And safety, ZrednaZ, you may feel sick looking at those numbers, but if you saw American roads you'd be scared for your life. Europe has a lot of box truck/delivery trucks, etc, but they're slow and lumbering, EVERYONE has a vehicle this size in America. There are tons of Pickup trucks and SUVs, our Germany landlords were shocked when I said my 'car' at home was 7 meteres long (almost exactly, 22 feet bumper to bumper). The thing is though, even though they're big you'd just think, whatever, they're easy to navigate around, but all those GIANT vehicles have 300+HP, they will move much faster than any vehicle you're used too and most drivers don't seem to understand their size and that's a lot of weight moving and accelerating very fast.
In Europe all the cars moved at about the pace of my Festiva and that was plenty, it felt fine, no horn honking or aggresiveness, no squealing tires as you accelerate your 6000lb mass. Plus people just feel like better drivers, people seem to really know the size of their cars, I've routinely seen just normal driving where people come within inches of each other or parked cars or curbs, but they all know exactly where they are and no one is 'worried'. SUVs are so big and Americans so stupid that if you come within 5' they get worried and either try to slam into you or get in front of you or just get overly aggressive on the defensive because you're clearly a 'bad driver'.

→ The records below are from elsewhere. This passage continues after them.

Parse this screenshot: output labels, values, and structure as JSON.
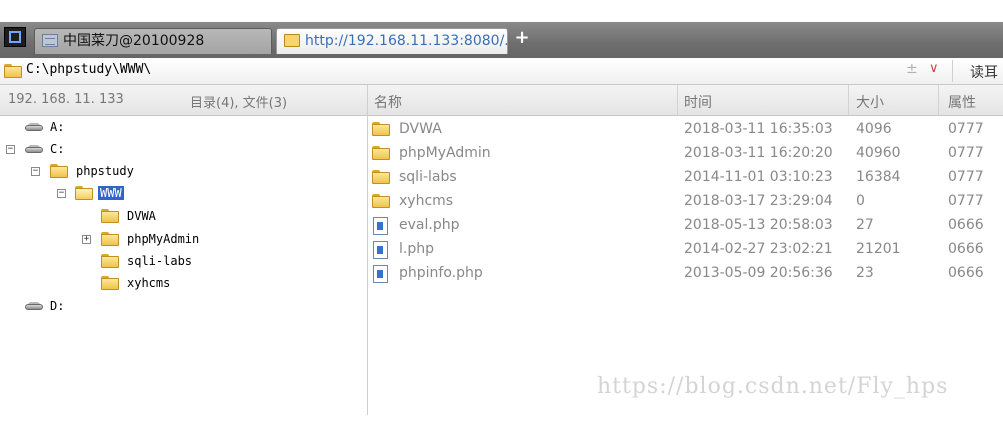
{
  "tabs": [
    {
      "label": "中国菜刀@20100928"
    },
    {
      "label": "http://192.168.11.133:8080/..."
    }
  ],
  "new_tab_label": "+",
  "address_bar": {
    "path": "C:\\phpstudy\\WWW\\",
    "history_toggle": "±",
    "dropdown": "∨",
    "read_button": "读耳"
  },
  "left_header": {
    "host": "192. 168. 11. 133",
    "summary": "目录(4), 文件(3)"
  },
  "tree": {
    "drive_a": "A:",
    "drive_c": "C:",
    "phpstudy": "phpstudy",
    "www": "WWW",
    "dvwa": "DVWA",
    "phpmyadmin": "phpMyAdmin",
    "sqli_labs": "sqli-labs",
    "xyhcms": "xyhcms",
    "drive_d": "D:"
  },
  "columns": {
    "name": "名称",
    "time": "时间",
    "size": "大小",
    "attr": "属性"
  },
  "files": [
    {
      "name": "DVWA",
      "time": "2018-03-11 16:35:03",
      "size": "4096",
      "attr": "0777",
      "icon": "folder-icon"
    },
    {
      "name": "phpMyAdmin",
      "time": "2018-03-11 16:20:20",
      "size": "40960",
      "attr": "0777",
      "icon": "folder-icon"
    },
    {
      "name": "sqli-labs",
      "time": "2014-11-01 03:10:23",
      "size": "16384",
      "attr": "0777",
      "icon": "folder-icon"
    },
    {
      "name": "xyhcms",
      "time": "2018-03-17 23:29:04",
      "size": "0",
      "attr": "0777",
      "icon": "folder-icon"
    },
    {
      "name": "eval.php",
      "time": "2018-05-13 20:58:03",
      "size": "27",
      "attr": "0666",
      "icon": "php-file-icon"
    },
    {
      "name": "l.php",
      "time": "2014-02-27 23:02:21",
      "size": "21201",
      "attr": "0666",
      "icon": "php-file-icon"
    },
    {
      "name": "phpinfo.php",
      "time": "2013-05-09 20:56:36",
      "size": "23",
      "attr": "0666",
      "icon": "php-file-icon"
    }
  ],
  "watermark": "https://blog.csdn.net/Fly_hps",
  "colors": {
    "tab_bar": "#6e6e6e",
    "selection": "#3165c8",
    "folder": "#f0c24a",
    "text_muted": "#888888"
  }
}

I was ecstatic when I heard that was coming here. I talked to a guy in New Zeland that was talking about his 1 series and I had to go to the European BMW site to see the thing. I wanted one for about 6 months before I heard they were coming here. It's made me re-think my decision about cars... again.
230 horsepower 3.0 L6, 3250 pounds, 6 speed, RWD. That's all I need to know.